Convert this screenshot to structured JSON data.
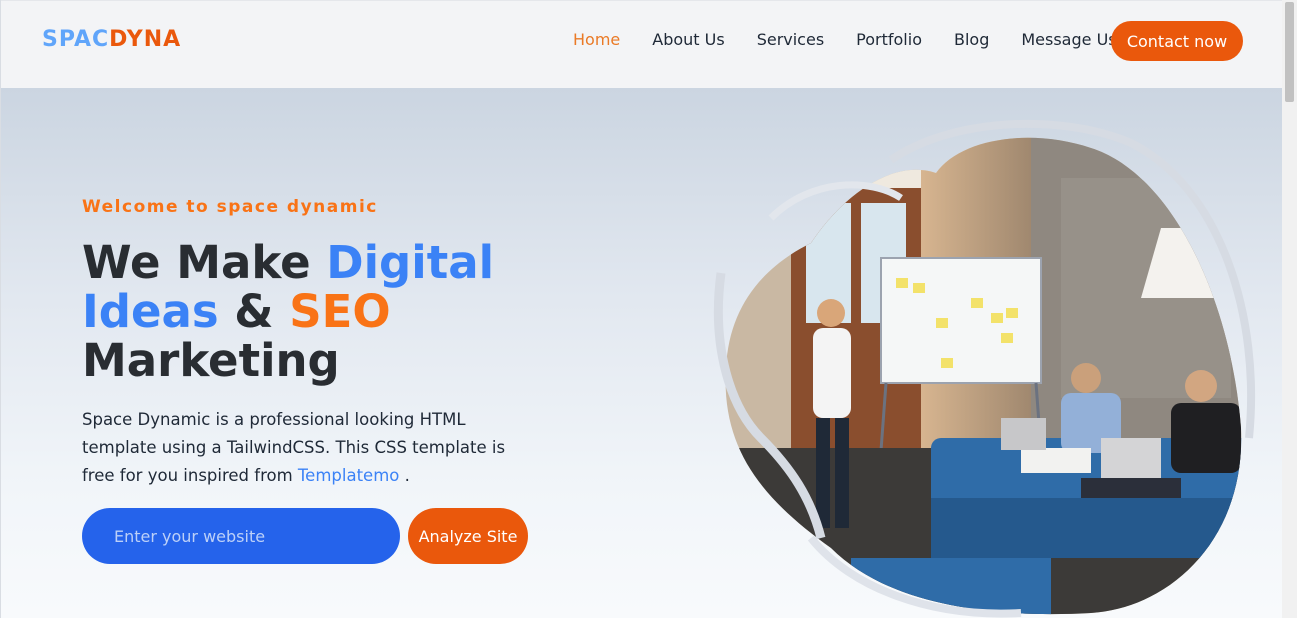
{
  "logo": {
    "part1": "SPAC",
    "part2": "DYNA"
  },
  "nav": {
    "items": [
      {
        "label": "Home",
        "active": true
      },
      {
        "label": "About Us"
      },
      {
        "label": "Services"
      },
      {
        "label": "Portfolio"
      },
      {
        "label": "Blog"
      },
      {
        "label": "Message Us"
      }
    ],
    "contact_label": "Contact now"
  },
  "hero": {
    "welcome": "Welcome to space dynamic",
    "headline": {
      "t1": "We Make ",
      "t2": "Digital",
      "t3": "Ideas",
      "t4": " & ",
      "t5": "SEO",
      "t6": "Marketing"
    },
    "description": {
      "text": "Space Dynamic is a professional looking HTML template using a TailwindCSS. This CSS template is free for you inspired from ",
      "link": "Templatemo",
      "end": " ."
    },
    "input_placeholder": "Enter your website",
    "analyze_label": "Analyze Site"
  },
  "colors": {
    "brand_orange": "#ea580c",
    "brand_blue": "#2563eb",
    "accent_light_blue": "#60a5fa"
  }
}
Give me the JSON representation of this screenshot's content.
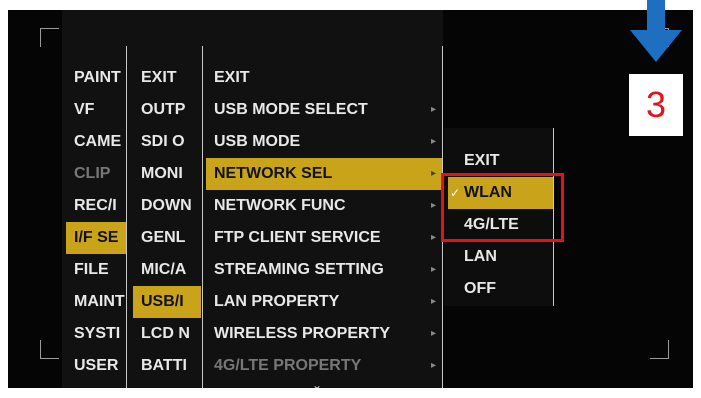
{
  "menus": {
    "main": [
      "PAINT",
      "VF",
      "CAME",
      "CLIP",
      "REC/I",
      "I/F SE",
      "FILE",
      "MAINT",
      "SYSTI",
      "USER"
    ],
    "second": [
      "EXIT",
      "OUTP",
      "SDI O",
      "MONI",
      "DOWN",
      "GENL",
      "MIC/A",
      "USB/I",
      "LCD N",
      "BATTI"
    ],
    "third": [
      {
        "label": "EXIT",
        "arrow": ""
      },
      {
        "label": "USB MODE SELECT",
        "arrow": "▸"
      },
      {
        "label": "USB MODE",
        "arrow": "▸"
      },
      {
        "label": "NETWORK SEL",
        "arrow": "▸"
      },
      {
        "label": "NETWORK FUNC",
        "arrow": "▸"
      },
      {
        "label": "FTP CLIENT SERVICE",
        "arrow": "▸"
      },
      {
        "label": "STREAMING SETTING",
        "arrow": "▸"
      },
      {
        "label": "LAN PROPERTY",
        "arrow": "▸"
      },
      {
        "label": "WIRELESS PROPERTY",
        "arrow": "▸"
      },
      {
        "label": "4G/LTE PROPERTY",
        "arrow": "▸"
      }
    ],
    "options": [
      "EXIT",
      "WLAN",
      "4G/LTE",
      "LAN",
      "OFF"
    ],
    "options_checkmark": "✓",
    "scroll_indicator": "⌄"
  },
  "step_badge": "3",
  "colors": {
    "selection": "#c9a41b",
    "highlight_box": "#e3121a",
    "step_arrow": "#1f6fc1"
  },
  "icons": [
    "down-arrow-icon",
    "checkmark-icon",
    "submenu-arrow-icon",
    "scroll-down-icon"
  ]
}
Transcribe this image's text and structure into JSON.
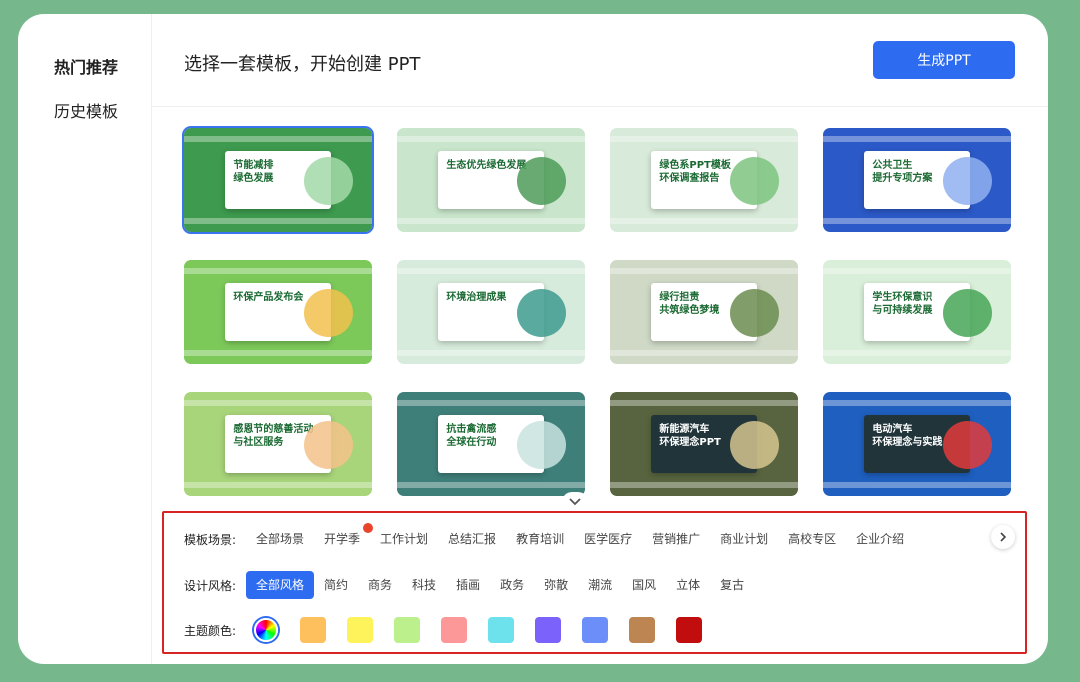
{
  "sidebar": {
    "items": [
      {
        "label": "热门推荐"
      },
      {
        "label": "历史模板"
      }
    ]
  },
  "header": {
    "title": "选择一套模板，开始创建 PPT",
    "generate_label": "生成PPT"
  },
  "templates": [
    {
      "title": "节能减排\n绿色发展",
      "bg": "#3d9a4e",
      "accent": "#a3d9a8",
      "dark": false
    },
    {
      "title": "生态优先绿色发展",
      "bg": "#c9e6cc",
      "accent": "#4d9b58",
      "dark": false
    },
    {
      "title": "绿色系PPT模板\n环保调查报告",
      "bg": "#d8ead9",
      "accent": "#7ec47f",
      "dark": false
    },
    {
      "title": "公共卫生\n提升专项方案",
      "bg": "#2b59c7",
      "accent": "#8fb0f0",
      "dark": false
    },
    {
      "title": "环保产品发布会",
      "bg": "#7cc95a",
      "accent": "#f2c14e",
      "dark": false
    },
    {
      "title": "环境治理成果",
      "bg": "#d7ebdc",
      "accent": "#3e9b8f",
      "dark": false
    },
    {
      "title": "绿行担责\n共筑绿色梦境",
      "bg": "#cfd9c6",
      "accent": "#6b8c4f",
      "dark": false
    },
    {
      "title": "学生环保意识\n与可持续发展",
      "bg": "#d9efd9",
      "accent": "#46a657",
      "dark": false
    },
    {
      "title": "感恩节的慈善活动\n与社区服务",
      "bg": "#a8d47a",
      "accent": "#f4c28a",
      "dark": false
    },
    {
      "title": "抗击禽流感\n全球在行动",
      "bg": "#3f7f7a",
      "accent": "#c8e3df",
      "dark": false
    },
    {
      "title": "新能源汽车\n环保理念PPT",
      "bg": "#58643f",
      "accent": "#d6c68f",
      "dark": true
    },
    {
      "title": "电动汽车\n环保理念与实践",
      "bg": "#1e5fbf",
      "accent": "#e33b3b",
      "dark": true
    }
  ],
  "filters": {
    "scene": {
      "label": "模板场景:",
      "options": [
        "全部场景",
        "开学季",
        "工作计划",
        "总结汇报",
        "教育培训",
        "医学医疗",
        "营销推广",
        "商业计划",
        "高校专区",
        "企业介绍"
      ]
    },
    "style": {
      "label": "设计风格:",
      "options": [
        "全部风格",
        "简约",
        "商务",
        "科技",
        "插画",
        "政务",
        "弥散",
        "潮流",
        "国风",
        "立体",
        "复古"
      ]
    },
    "color": {
      "label": "主题颜色:",
      "swatches": [
        "#fdc05d",
        "#fff35b",
        "#bcf08c",
        "#fd9898",
        "#6ee2ec",
        "#7b62fb",
        "#6b8ef9",
        "#bc8551",
        "#c10d0d"
      ]
    }
  },
  "colors": {
    "accent": "#2d6cf0",
    "highlight_border": "#d62424",
    "background": "#76b88b"
  }
}
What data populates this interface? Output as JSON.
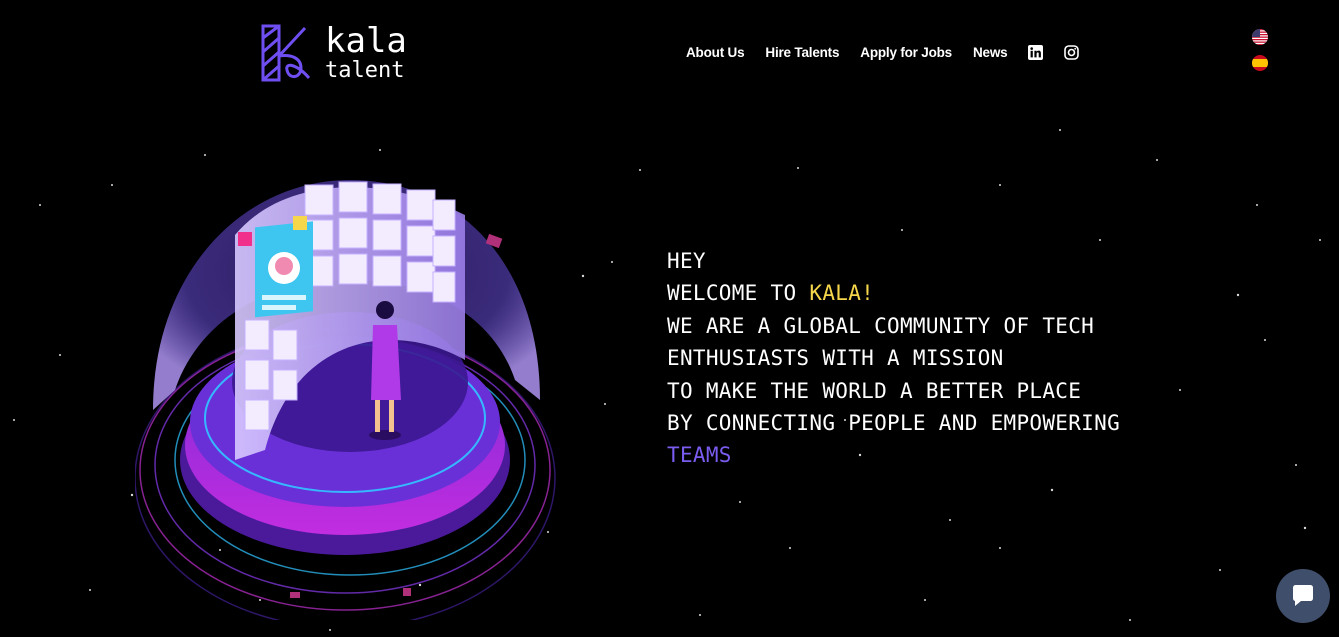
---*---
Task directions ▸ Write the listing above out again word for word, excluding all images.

Solved exercise ▸
Convert this screenshot to structured JSON data.
{
  "logo": {
    "part1": "SPAC",
    "part2": "DYNA"
  },
  "nav": {
    "items": [
      {
        "label": "Home",
        "active": true
      },
      {
        "label": "About Us"
      },
      {
        "label": "Services"
      },
      {
        "label": "Portfolio"
      },
      {
        "label": "Blog"
      },
      {
        "label": "Message Us"
      }
    ],
    "contact_label": "Contact now"
  },
  "hero": {
    "welcome": "Welcome to space dynamic",
    "headline": {
      "t1": "We Make ",
      "t2": "Digital",
      "t3": "Ideas",
      "t4": " & ",
      "t5": "SEO",
      "t6": "Marketing"
    },
    "description": {
      "text": "Space Dynamic is a professional looking HTML template using a TailwindCSS. This CSS template is free for you inspired from ",
      "link": "Templatemo",
      "end": " ."
    },
    "input_placeholder": "Enter your website",
    "analyze_label": "Analyze Site"
  },
  "colors": {
    "brand_orange": "#ea580c",
    "brand_blue": "#2563eb",
    "accent_light_blue": "#60a5fa"
  }
}
Give me the JSON representation of this screenshot's content.
{
  "menus": {
    "main": [
      "PAINT",
      "VF",
      "CAME",
      "CLIP",
      "REC/I",
      "I/F SE",
      "FILE",
      "MAINT",
      "SYSTI",
      "USER"
    ],
    "second": [
      "EXIT",
      "OUTP",
      "SDI O",
      "MONI",
      "DOWN",
      "GENL",
      "MIC/A",
      "USB/I",
      "LCD N",
      "BATTI"
    ],
    "third": [
      {
        "label": "EXIT",
        "arrow": ""
      },
      {
        "label": "USB MODE SELECT",
        "arrow": "▸"
      },
      {
        "label": "USB MODE",
        "arrow": "▸"
      },
      {
        "label": "NETWORK SEL",
        "arrow": "▸"
      },
      {
        "label": "NETWORK FUNC",
        "arrow": "▸"
      },
      {
        "label": "FTP CLIENT SERVICE",
        "arrow": "▸"
      },
      {
        "label": "STREAMING SETTING",
        "arrow": "▸"
      },
      {
        "label": "LAN PROPERTY",
        "arrow": "▸"
      },
      {
        "label": "WIRELESS PROPERTY",
        "arrow": "▸"
      },
      {
        "label": "4G/LTE PROPERTY",
        "arrow": "▸"
      }
    ],
    "options": [
      "EXIT",
      "WLAN",
      "4G/LTE",
      "LAN",
      "OFF"
    ],
    "options_checkmark": "✓",
    "scroll_indicator": "⌄"
  },
  "step_badge": "3",
  "colors": {
    "selection": "#c9a41b",
    "highlight_box": "#e3121a",
    "step_arrow": "#1f6fc1"
  },
  "icons": [
    "down-arrow-icon",
    "checkmark-icon",
    "submenu-arrow-icon",
    "scroll-down-icon"
  ]
}
Transcribe this image's text and structure into JSON.
{
  "sidebar": {
    "items": [
      {
        "label": "热门推荐"
      },
      {
        "label": "历史模板"
      }
    ]
  },
  "header": {
    "title": "选择一套模板，开始创建 PPT",
    "generate_label": "生成PPT"
  },
  "templates": [
    {
      "title": "节能减排\n绿色发展",
      "bg": "#3d9a4e",
      "accent": "#a3d9a8",
      "dark": false
    },
    {
      "title": "生态优先绿色发展",
      "bg": "#c9e6cc",
      "accent": "#4d9b58",
      "dark": false
    },
    {
      "title": "绿色系PPT模板\n环保调查报告",
      "bg": "#d8ead9",
      "accent": "#7ec47f",
      "dark": false
    },
    {
      "title": "公共卫生\n提升专项方案",
      "bg": "#2b59c7",
      "accent": "#8fb0f0",
      "dark": false
    },
    {
      "title": "环保产品发布会",
      "bg": "#7cc95a",
      "accent": "#f2c14e",
      "dark": false
    },
    {
      "title": "环境治理成果",
      "bg": "#d7ebdc",
      "accent": "#3e9b8f",
      "dark": false
    },
    {
      "title": "绿行担责\n共筑绿色梦境",
      "bg": "#cfd9c6",
      "accent": "#6b8c4f",
      "dark": false
    },
    {
      "title": "学生环保意识\n与可持续发展",
      "bg": "#d9efd9",
      "accent": "#46a657",
      "dark": false
    },
    {
      "title": "感恩节的慈善活动\n与社区服务",
      "bg": "#a8d47a",
      "accent": "#f4c28a",
      "dark": false
    },
    {
      "title": "抗击禽流感\n全球在行动",
      "bg": "#3f7f7a",
      "accent": "#c8e3df",
      "dark": false
    },
    {
      "title": "新能源汽车\n环保理念PPT",
      "bg": "#58643f",
      "accent": "#d6c68f",
      "dark": true
    },
    {
      "title": "电动汽车\n环保理念与实践",
      "bg": "#1e5fbf",
      "accent": "#e33b3b",
      "dark": true
    }
  ],
  "filters": {
    "scene": {
      "label": "模板场景:",
      "options": [
        "全部场景",
        "开学季",
        "工作计划",
        "总结汇报",
        "教育培训",
        "医学医疗",
        "营销推广",
        "商业计划",
        "高校专区",
        "企业介绍"
      ]
    },
    "style": {
      "label": "设计风格:",
      "options": [
        "全部风格",
        "简约",
        "商务",
        "科技",
        "插画",
        "政务",
        "弥散",
        "潮流",
        "国风",
        "立体",
        "复古"
      ]
    },
    "color": {
      "label": "主题颜色:",
      "swatches": [
        "#fdc05d",
        "#fff35b",
        "#bcf08c",
        "#fd9898",
        "#6ee2ec",
        "#7b62fb",
        "#6b8ef9",
        "#bc8551",
        "#c10d0d"
      ]
    }
  },
  "colors": {
    "accent": "#2d6cf0",
    "highlight_border": "#d62424",
    "background": "#76b88b"
  }
}
What data populates this interface? Output as JSON.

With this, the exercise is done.